Visitors speeding across the New York Thruway from the Big Apple to Niagara Falls might be tempted to zip past Rochester, New York. But this gateway to the Finger Lakes region is the third-largest city in the state and in the midst of a historic renaissance.
Nestled at the intersection of the Genesee River and Erie Canal, these historic waterways served as the original highway for social, political, and intellectual movements. Frederick Douglass printed the abolitionist newspaper “The North Star” from his downtown office, and Susan B. Anthony led the women’s suffrage movement from her house off Main St. In 2020, Rochester once again becomes Suffragist City, celebrating the centennial of the passage of the 19th amendment guaranteeing women the right to vote and Anthony’s 200th birthday.
The epicenter of the women’s suffrage movement
Downtown Rochester’s National Susan B. Anthony Museum & House at 17 Madison Street was the civil rights leader’s home from 1866 until her death in 1906. The house served as headquarters for the National American Woman Suffrage Association, and its parlor was the site of Anthony’s famous arrest for voting for Ulysses S. Grant in the 1872 Presidential Election.

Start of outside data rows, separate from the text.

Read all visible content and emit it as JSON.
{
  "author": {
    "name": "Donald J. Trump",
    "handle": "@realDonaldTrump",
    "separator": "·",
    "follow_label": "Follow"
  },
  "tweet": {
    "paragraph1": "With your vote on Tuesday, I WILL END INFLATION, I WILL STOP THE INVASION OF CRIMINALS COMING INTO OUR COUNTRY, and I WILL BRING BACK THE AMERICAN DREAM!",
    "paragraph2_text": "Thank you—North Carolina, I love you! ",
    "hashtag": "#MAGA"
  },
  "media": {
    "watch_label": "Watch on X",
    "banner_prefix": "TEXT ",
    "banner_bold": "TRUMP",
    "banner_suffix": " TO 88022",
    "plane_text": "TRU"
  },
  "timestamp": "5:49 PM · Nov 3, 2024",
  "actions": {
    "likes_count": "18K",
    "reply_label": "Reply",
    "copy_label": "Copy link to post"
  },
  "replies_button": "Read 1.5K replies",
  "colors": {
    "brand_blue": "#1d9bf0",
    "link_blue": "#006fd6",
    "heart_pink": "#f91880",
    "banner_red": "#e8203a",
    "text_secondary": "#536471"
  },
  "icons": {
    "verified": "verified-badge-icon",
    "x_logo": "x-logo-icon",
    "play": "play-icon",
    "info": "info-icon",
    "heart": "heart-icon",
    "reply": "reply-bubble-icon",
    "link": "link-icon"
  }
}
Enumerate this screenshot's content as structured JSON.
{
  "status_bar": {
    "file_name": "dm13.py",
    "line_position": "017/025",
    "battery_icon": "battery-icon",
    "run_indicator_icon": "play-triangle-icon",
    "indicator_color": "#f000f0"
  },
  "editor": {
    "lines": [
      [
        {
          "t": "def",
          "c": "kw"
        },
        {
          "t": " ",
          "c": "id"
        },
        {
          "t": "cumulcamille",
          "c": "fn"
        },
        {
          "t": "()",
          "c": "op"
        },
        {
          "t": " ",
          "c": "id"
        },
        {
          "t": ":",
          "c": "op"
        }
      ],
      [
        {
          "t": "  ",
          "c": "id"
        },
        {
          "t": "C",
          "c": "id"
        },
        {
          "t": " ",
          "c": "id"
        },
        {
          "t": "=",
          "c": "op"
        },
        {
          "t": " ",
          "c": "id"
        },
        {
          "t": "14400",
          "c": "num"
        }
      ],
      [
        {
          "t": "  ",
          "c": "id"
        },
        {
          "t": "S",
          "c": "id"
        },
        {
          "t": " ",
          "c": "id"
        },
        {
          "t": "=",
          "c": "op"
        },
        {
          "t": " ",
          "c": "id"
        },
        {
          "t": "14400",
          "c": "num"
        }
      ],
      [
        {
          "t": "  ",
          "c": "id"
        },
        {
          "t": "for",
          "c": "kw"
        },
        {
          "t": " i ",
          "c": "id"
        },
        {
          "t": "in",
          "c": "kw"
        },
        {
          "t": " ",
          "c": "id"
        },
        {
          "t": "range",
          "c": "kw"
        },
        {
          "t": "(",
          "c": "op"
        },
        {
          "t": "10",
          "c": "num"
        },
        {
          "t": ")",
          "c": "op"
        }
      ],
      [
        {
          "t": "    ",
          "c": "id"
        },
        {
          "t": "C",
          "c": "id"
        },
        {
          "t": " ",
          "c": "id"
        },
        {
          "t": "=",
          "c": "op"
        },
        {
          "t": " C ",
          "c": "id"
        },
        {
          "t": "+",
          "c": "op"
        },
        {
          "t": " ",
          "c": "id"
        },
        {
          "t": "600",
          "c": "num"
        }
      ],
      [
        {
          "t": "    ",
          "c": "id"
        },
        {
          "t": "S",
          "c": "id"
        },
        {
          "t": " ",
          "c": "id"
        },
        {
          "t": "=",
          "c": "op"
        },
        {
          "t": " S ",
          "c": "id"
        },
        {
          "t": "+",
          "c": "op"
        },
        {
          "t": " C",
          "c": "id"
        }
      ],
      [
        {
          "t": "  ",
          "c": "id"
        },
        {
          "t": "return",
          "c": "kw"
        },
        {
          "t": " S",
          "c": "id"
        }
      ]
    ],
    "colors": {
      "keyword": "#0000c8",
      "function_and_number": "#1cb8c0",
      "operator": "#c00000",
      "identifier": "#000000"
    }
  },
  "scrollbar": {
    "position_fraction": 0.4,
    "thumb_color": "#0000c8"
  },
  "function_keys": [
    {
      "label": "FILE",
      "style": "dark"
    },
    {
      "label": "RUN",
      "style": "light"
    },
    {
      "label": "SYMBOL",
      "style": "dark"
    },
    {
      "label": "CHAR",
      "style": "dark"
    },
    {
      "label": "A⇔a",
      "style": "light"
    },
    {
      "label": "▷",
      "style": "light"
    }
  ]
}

During tours, docents practically bring the house and the suffragist to life – highlights include the desk where Anthony wrote, her furniture, papers, photographs, and the silk brocade dress she wore at many appearances and speeches. These items whet a visitor’s appetite to learn more about Anthony’s life on the front lines of history and weave a complicated story full of nuance and intrigue about Susan B. Anthony’s work for women’s voting rights, abolition of slavery, education reform, and complicated relationship with Frederick Douglass.
“As the nation focuses on the significance of the Centennial Anniversary of the 19th Amendment in 2020, Rochester and Susan B. Anthony will be at the center,” says Deborah L. Hughes, President & CEO of the National Susan B. Anthony Museum & House. Events planned by the museum will celebrate women’s voices as well as the importance of voting rights and civil discourse – issues as timely now as they were more than a century ago.
Living history at a 19th-century historic village
The Genesee Country Village & Museum just outside Rochester offers a broader perspective on the community during the mid-19th century while the fight for women’s suffrage was raging. It’s the largest living history museum in New York State and third largest in the country, says Becky Wehle, President & CEO of Genesee Country Village & Museum, and features more than 65 buildings and many knowledgeable costumed interpreters.
“Visitors of all ages will find something to educate and entertain them here,” she says, “including sampling craft brew from a working 19th-century brewery, meeting baby animals on the farm, making a punched-tin ornament, playing traditional games on the Village Square, or simply rolling down the grassy hill of the Great Meadow.”
The highlight might be the historic village at the center of the 600-acre property, which preserves many historical homes and buildings, including Kodak founder George Eastman’s boyhood home, built c.1840.
A cradle of photography, entrepreneurship and philanthropy
Eastman, the pioneer of popular photography, made a lasting impact in Rochester, nurturing a high quality of life for Kodak employees at the turn of the 20th century. The city plays host to a thriving arts community with nearly 60 cultural organizations – many attributed to Eastman’s philanthropy such as the University of Rochester’s Eastman School of Music, one of the top music schools in the country.
Film and photography aficionados should not miss the George Eastman Museum, the world’s oldest photography museum and film archives. The collection includes a permanent history of photography, rotating contemporary art exhibits, and one of the few movie theatres in the world showing nitrate films.
From May through October 2020, visitors can explore the intersecting histories of photography and Women's Suffrage in the History of Photography Gallery. George Eastman’s historic mansion and gardens are also part of the museum, providing a different view of life during the Women’s Suffrage Movement.
The most fun museum in the world?
For families with children, Rochester has another world-class attraction– the Strong National Museum of Play, home of the world’s largest collection of toys, dolls, and games. With multiple hands-on, interactive exhibits and play spaces for all ages, as well as the National Toy Hall of Fame and World Video Game Hall of Fame, it’s one of the premier children’s museums in the country.
The Strong opens a state-of-the-art expansion in 2020 that includes shops and a hotel. The new expansion will usher in Rochester’s Neighborhood of Play, a walkable green urban community where people can live, work, and … play.
More ‘Under the Radar USA’
With millions of dollars invested into multiple projects downtown, Rochester is in a period of rapid revitalization. The city is the first in the nation to fill a sunken expressway bisecting neighborhoods to an “at-grade” street – complete with bicycle and walking paths. Downtown Rochester is also transforming its riverfront by finishing the Genesee Riverway Trail through Center City and redesigning several parks along the water. Combined with the city’s history, museums, cultural organizations, and new restaurants and nightlife options, there are plenty of reasons to put Rochester on your radar.